The D.O.J. is seeking to break the trend in an effort to reduce sentencing disparities for drug offenders being held in the federal prison system. The changes will include, amongst other things, the institution of new criteria for determining clemency recommendations. Holder explained the expected scope of those changes and the thinking behind the planned policy reforms:

“The Justice Department is committed to recommending as many qualified applicants as possible for reduced sentences.

Scroll down for some more key details of the plan and watch the video below to view Attorney General Eric Holder's full announcement. Learn more about the proposed changes and how they could potentially affect the sentencing, incarceration and clemency processes for people jailed on non-violent drug offenses via

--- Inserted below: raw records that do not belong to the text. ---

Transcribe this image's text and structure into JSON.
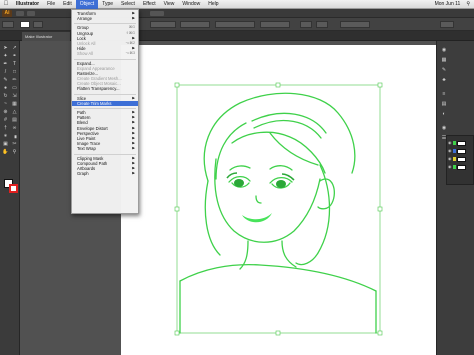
{
  "menubar": {
    "apple": "",
    "items": [
      "Illustrator",
      "File",
      "Edit",
      "Object",
      "Type",
      "Select",
      "Effect",
      "View",
      "Window",
      "Help"
    ],
    "active_index": 3,
    "clock": "Mon Jun 11"
  },
  "document": {
    "tab_label": "Make Illustrator"
  },
  "object_menu": {
    "items": [
      {
        "label": "Transform",
        "submenu": true
      },
      {
        "label": "Arrange",
        "submenu": true
      },
      {
        "sep": true
      },
      {
        "label": "Group",
        "shortcut": "⌘G"
      },
      {
        "label": "Ungroup",
        "shortcut": "⇧⌘G"
      },
      {
        "label": "Lock",
        "submenu": true
      },
      {
        "label": "Unlock All",
        "shortcut": "⌥⌘2",
        "disabled": true
      },
      {
        "label": "Hide",
        "submenu": true
      },
      {
        "label": "Show All",
        "shortcut": "⌥⌘3",
        "disabled": true
      },
      {
        "sep": true
      },
      {
        "label": "Expand..."
      },
      {
        "label": "Expand Appearance",
        "disabled": true
      },
      {
        "label": "Rasterize..."
      },
      {
        "label": "Create Gradient Mesh...",
        "disabled": true
      },
      {
        "label": "Create Object Mosaic...",
        "disabled": true
      },
      {
        "label": "Flatten Transparency..."
      },
      {
        "sep": true
      },
      {
        "label": "Slice",
        "submenu": true
      },
      {
        "label": "Create Trim Marks",
        "highlight": true
      },
      {
        "sep": true
      },
      {
        "label": "Path",
        "submenu": true
      },
      {
        "label": "Pattern",
        "submenu": true
      },
      {
        "label": "Blend",
        "submenu": true
      },
      {
        "label": "Envelope Distort",
        "submenu": true
      },
      {
        "label": "Perspective",
        "submenu": true
      },
      {
        "label": "Live Paint",
        "submenu": true
      },
      {
        "label": "Image Trace",
        "submenu": true
      },
      {
        "label": "Text Wrap",
        "submenu": true
      },
      {
        "sep": true
      },
      {
        "label": "Clipping Mask",
        "submenu": true
      },
      {
        "label": "Compound Path",
        "submenu": true
      },
      {
        "label": "Artboards",
        "submenu": true
      },
      {
        "label": "Graph",
        "submenu": true
      }
    ]
  },
  "tools": [
    "selection-icon",
    "direct-selection-icon",
    "magic-wand-icon",
    "lasso-icon",
    "pen-icon",
    "type-icon",
    "line-icon",
    "rectangle-icon",
    "paintbrush-icon",
    "pencil-icon",
    "blob-brush-icon",
    "eraser-icon",
    "rotate-icon",
    "scale-icon",
    "warp-icon",
    "free-transform-icon",
    "shape-builder-icon",
    "perspective-icon",
    "mesh-icon",
    "gradient-icon",
    "eyedropper-icon",
    "blend-icon",
    "symbol-sprayer-icon",
    "graph-icon",
    "artboard-icon",
    "slice-icon",
    "hand-icon",
    "zoom-icon"
  ],
  "colors": {
    "stroke_green": "#3fd14a",
    "selection_green": "#4cc94c",
    "menu_highlight": "#3d6fd6",
    "stroke_swatch": "#e02020"
  }
}
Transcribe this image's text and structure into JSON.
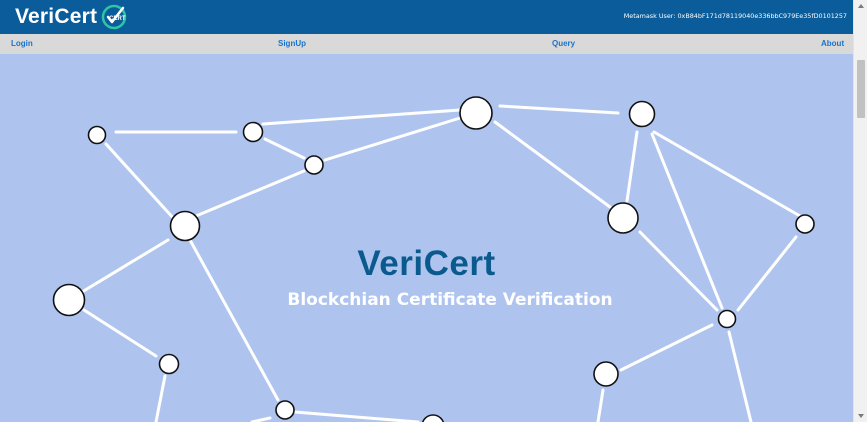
{
  "header": {
    "brand": "VeriCert",
    "logo_badge": "CERT",
    "wallet_text": "Metamask User: 0xB84bF171d78119040e336bbC979Ee35fD0101257"
  },
  "nav": {
    "items": [
      {
        "label": "Login"
      },
      {
        "label": "SignUp"
      },
      {
        "label": "Query"
      },
      {
        "label": "About"
      }
    ]
  },
  "hero": {
    "title": "VeriCert",
    "subtitle": "Blockchian Certificate Verification"
  },
  "colors": {
    "header_bg": "#0a5c9a",
    "nav_bg": "#d9d9d9",
    "nav_link": "#1a73c9",
    "hero_bg": "#aec4ef",
    "title": "#0b5a8e",
    "logo_accent": "#2ec4a6"
  },
  "icons": [
    "vericert-logo-icon",
    "network-graph-illustration",
    "scroll-up-icon",
    "scroll-down-icon"
  ]
}
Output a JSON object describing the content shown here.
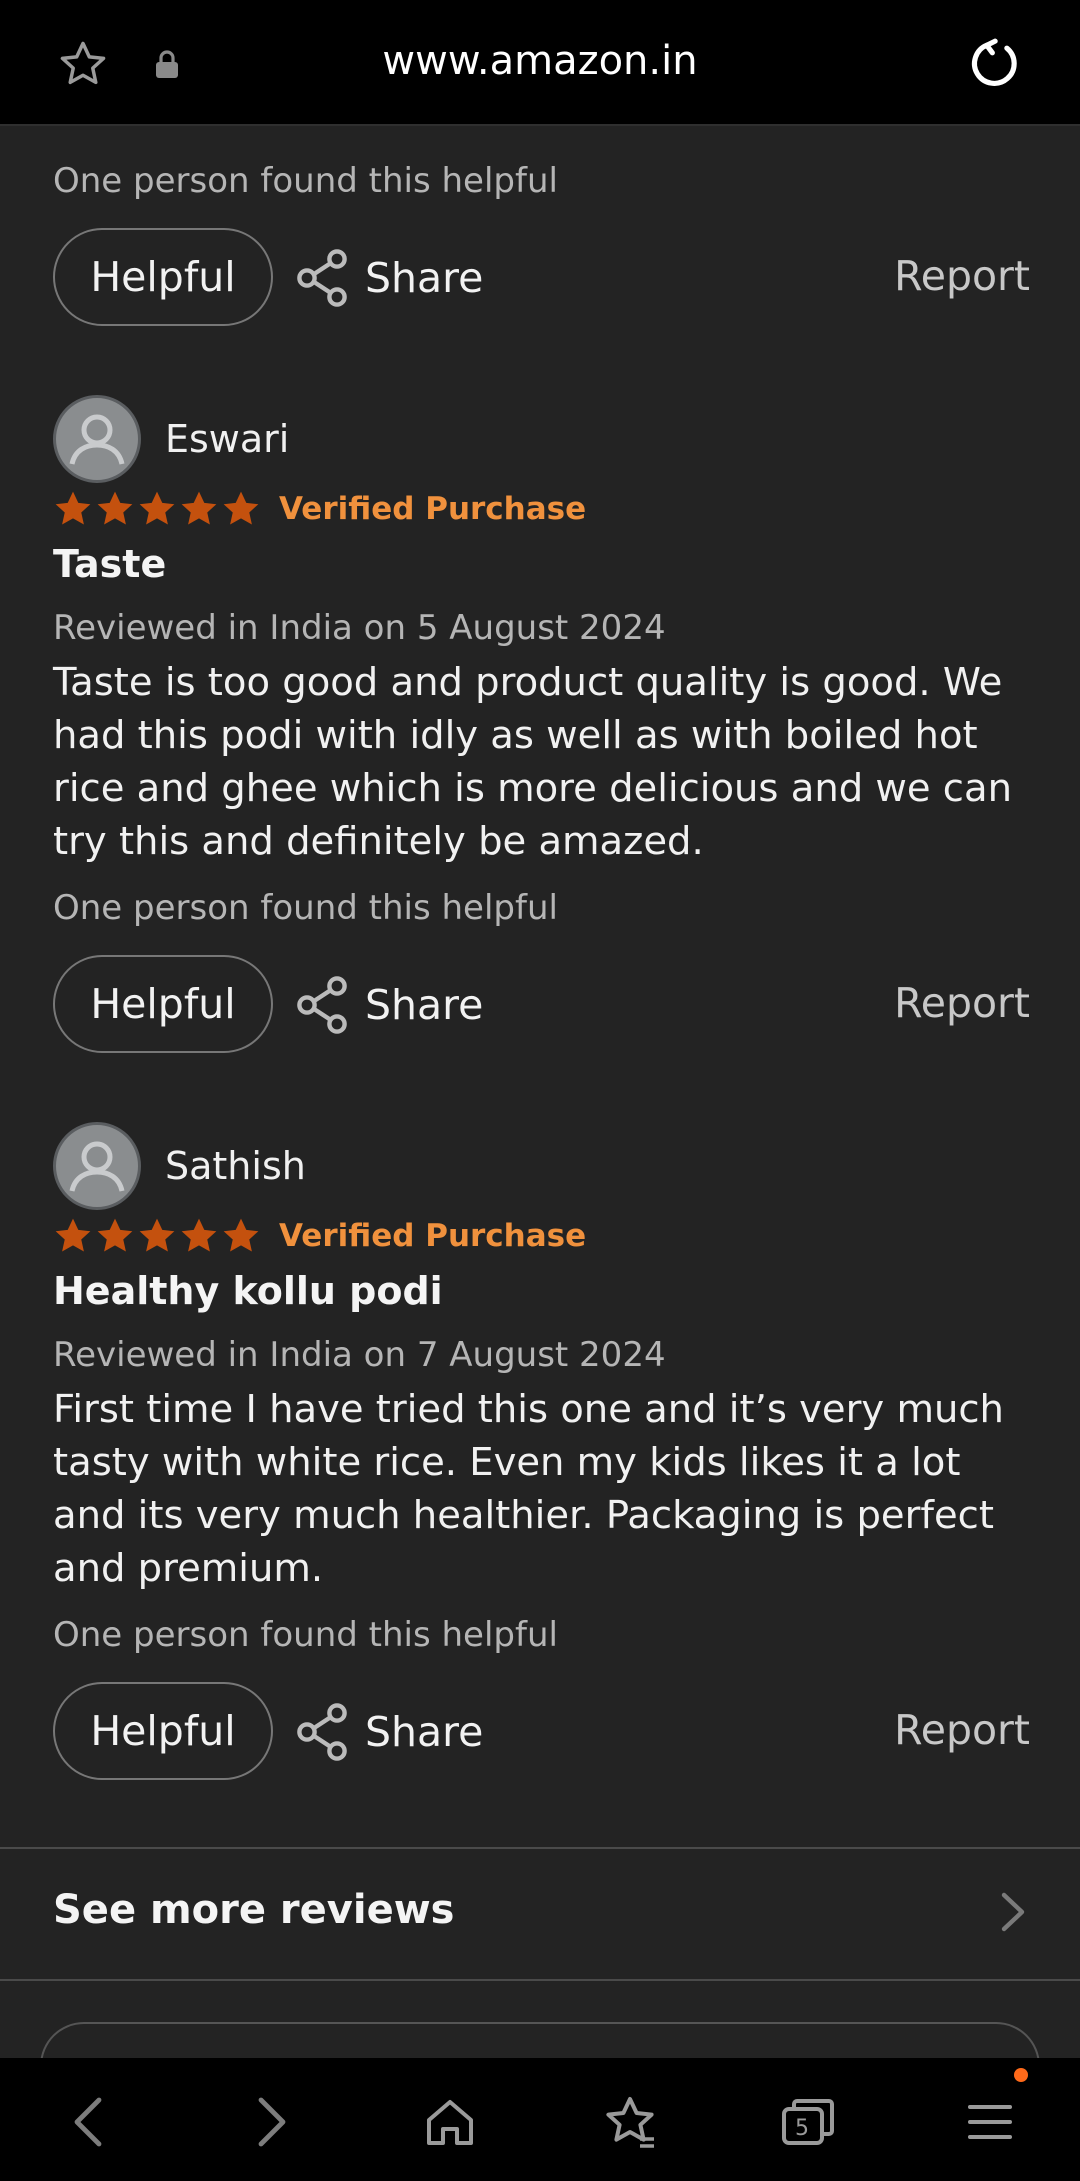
{
  "browser": {
    "url": "www.amazon.in",
    "tab_count": "5"
  },
  "prev_review": {
    "helpful_count": "One person found this helpful"
  },
  "actions": {
    "helpful_label": "Helpful",
    "share_label": "Share",
    "report_label": "Report"
  },
  "reviews": [
    {
      "name": "Eswari",
      "rating": 5,
      "verified": "Verified Purchase",
      "title": "Taste",
      "date": "Reviewed in India on 5 August 2024",
      "body": "Taste is too good and product quality is good. We had this podi with idly as well as with boiled hot rice and ghee which is more delicious and we can try this and definitely be amazed.",
      "helpful_count": "One person found this helpful"
    },
    {
      "name": "Sathish",
      "rating": 5,
      "verified": "Verified Purchase",
      "title": "Healthy kollu podi",
      "date": "Reviewed in India on 7 August 2024",
      "body": "First time I have tried this one and it’s very much tasty with white rice. Even my kids likes it a lot and its very much healthier. Packaging is perfect and premium.",
      "helpful_count": "One person found this helpful"
    }
  ],
  "see_more": {
    "label": "See more reviews"
  },
  "colors": {
    "background": "#232323",
    "star": "#c4510e",
    "verified": "#f0913d",
    "notification": "#ff6a1a"
  }
}
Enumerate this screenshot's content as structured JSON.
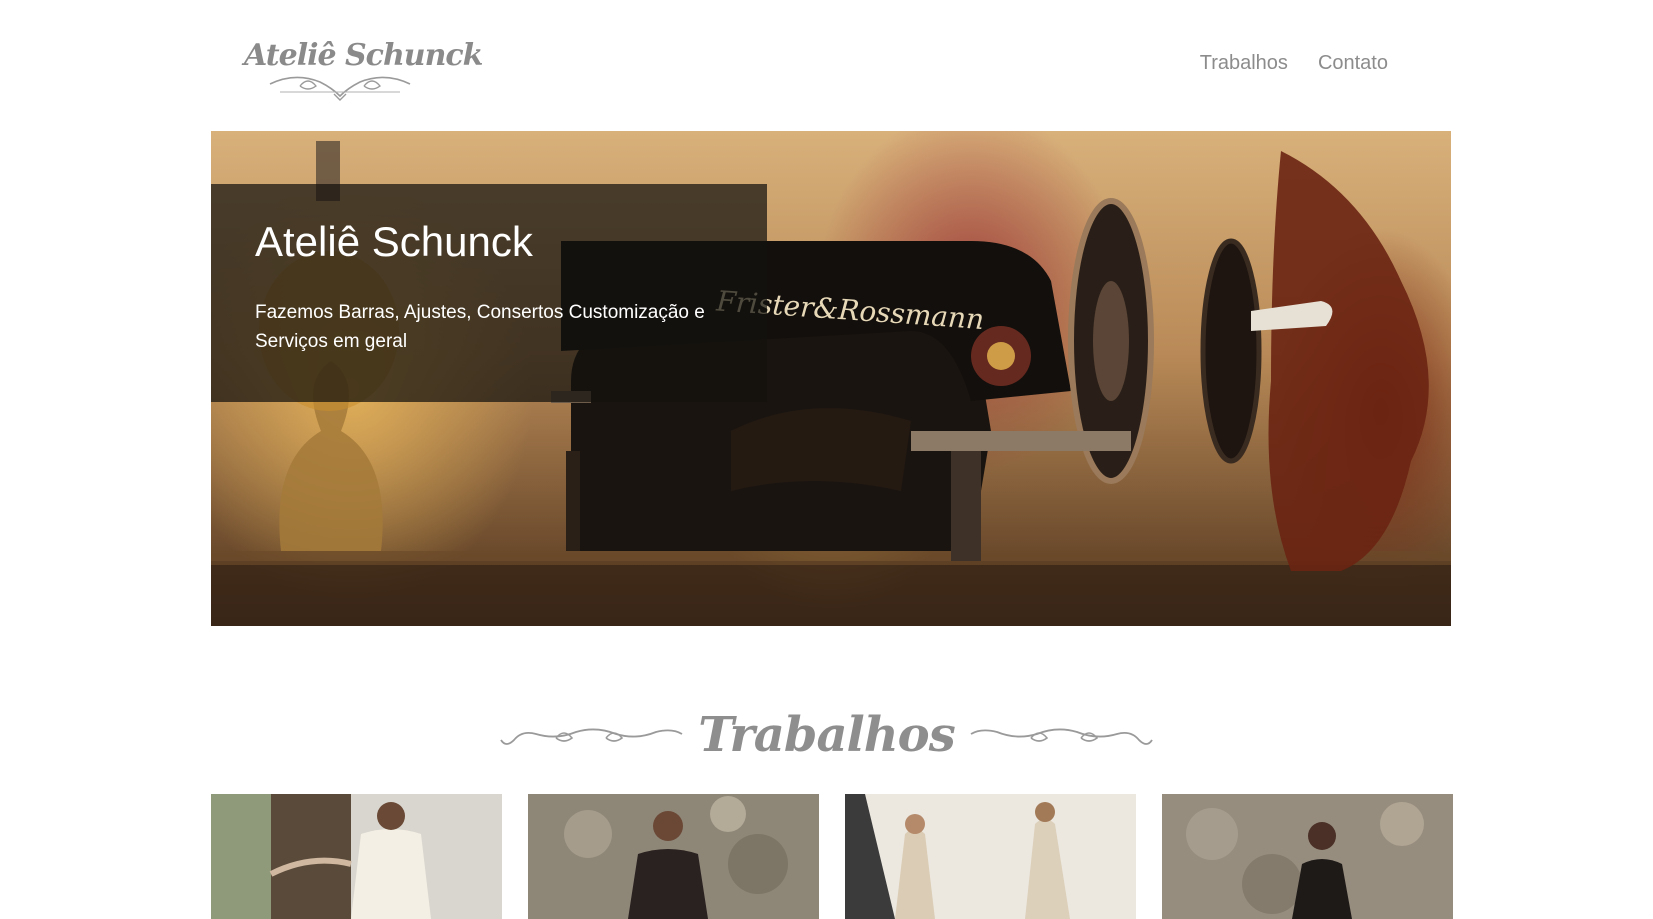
{
  "brand": {
    "logo_text": "Ateliê Schunck"
  },
  "nav": {
    "items": [
      {
        "label": "Trabalhos"
      },
      {
        "label": "Contato"
      }
    ]
  },
  "hero": {
    "title": "Ateliê Schunck",
    "subtitle": "Fazemos Barras, Ajustes, Consertos Customização e Serviços em geral",
    "machine_brand": "Frister&Rossmann"
  },
  "works": {
    "title": "Trabalhos"
  },
  "gallery": {
    "items": [
      {
        "name": "work-photo-white-dress"
      },
      {
        "name": "work-photo-lace-top"
      },
      {
        "name": "work-photo-sketches"
      },
      {
        "name": "work-photo-stone-wall"
      }
    ]
  },
  "colors": {
    "text_gray": "#8c8c8c",
    "overlay": "#14120e",
    "white": "#ffffff"
  }
}
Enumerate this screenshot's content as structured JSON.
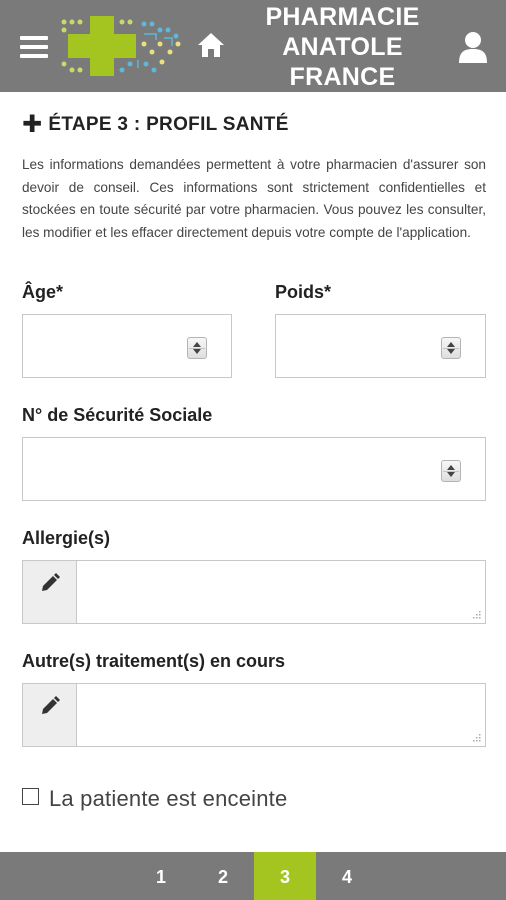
{
  "header": {
    "title_lines": [
      "PHARMACIE",
      "ANATOLE",
      "FRANCE"
    ],
    "background": "#7a7a7a",
    "menu_icon": "hamburger-menu-icon",
    "home_icon": "home-icon",
    "user_icon": "user-icon",
    "logo": "pharmacy-cross-logo"
  },
  "step": {
    "title": "ÉTAPE 3 : PROFIL SANTÉ",
    "icon": "plus-icon",
    "intro": "Les informations demandées permettent à votre pharmacien d'assurer son devoir de conseil. Ces informations sont strictement confidentielles et stockées en toute sécurité par votre pharmacien. Vous pouvez les consulter, les modifier et les effacer directement depuis votre compte de l'application."
  },
  "form": {
    "age": {
      "label": "Âge*",
      "value": ""
    },
    "weight": {
      "label": "Poids*",
      "value": ""
    },
    "social_security": {
      "label": "N° de Sécurité Sociale",
      "value": ""
    },
    "allergies": {
      "label": "Allergie(s)",
      "value": "",
      "icon": "pencil-icon"
    },
    "treatments": {
      "label": "Autre(s) traitement(s) en cours",
      "value": "",
      "icon": "pencil-icon"
    },
    "pregnant": {
      "label": "La patiente est enceinte",
      "checked": false
    }
  },
  "pager": {
    "pages": [
      "1",
      "2",
      "3",
      "4"
    ],
    "active": "3",
    "accent": "#a4c520"
  }
}
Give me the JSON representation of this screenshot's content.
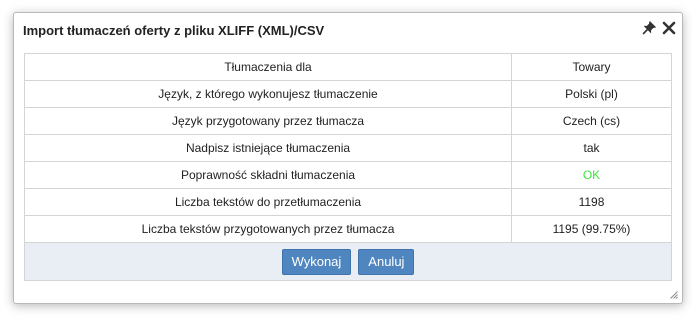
{
  "dialog": {
    "title": "Import tłumaczeń oferty z pliku XLIFF (XML)/CSV",
    "icons": {
      "pin": "pin-icon",
      "close": "close-icon",
      "resize": "resize-grip-icon"
    }
  },
  "table": {
    "rows": [
      {
        "label": "Tłumaczenia dla",
        "value": "Towary"
      },
      {
        "label": "Język, z którego wykonujesz tłumaczenie",
        "value": "Polski (pl)"
      },
      {
        "label": "Język przygotowany przez tłumacza",
        "value": "Czech (cs)"
      },
      {
        "label": "Nadpisz istniejące tłumaczenia",
        "value": "tak"
      },
      {
        "label": "Poprawność składni tłumaczenia",
        "value": "OK"
      },
      {
        "label": "Liczba tekstów do przetłumaczenia",
        "value": "1198"
      },
      {
        "label": "Liczba tekstów przygotowanych przez tłumacza",
        "value": "1195 (99.75%)"
      }
    ]
  },
  "buttons": {
    "execute": "Wykonaj",
    "cancel": "Anuluj"
  },
  "colors": {
    "ok_status": "#3fe43f",
    "button_bg": "#4f86c0",
    "footer_bg": "#e9eef5"
  }
}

“Later this week, the deputy attorney general will announce new criteria that the department will consider when recommending applications for the President’s review. This new and improved approach will make the criteria for clemency recommendation more expansive. This will allow the Department of Justice and the president to consider requests from a larger field of eligible individuals.

“Once these reforms go into effect, we expect to receive thousands of additional applications for clemency. And we at the Department of Justice will meet this need by assigning potentially dozens of lawyers – with backgrounds in both prosecution and defense – to review applications and provide the rigorous scrutiny that all clemency applications require.

“As a society, we pay much too high a price whenever our system fails to deliver the just outcomes necessary to deter and punish crime, to keep us safe, and to ensure that those who have paid their debts have a chance to become productive citizens.

“Our expanded clemency application process will aid in this effort. And it will advance the aims of our innovative new Smart on Crime initiative – to strengthen the criminal justice system, promote public safety and deliver on the promise of equal justice under law.”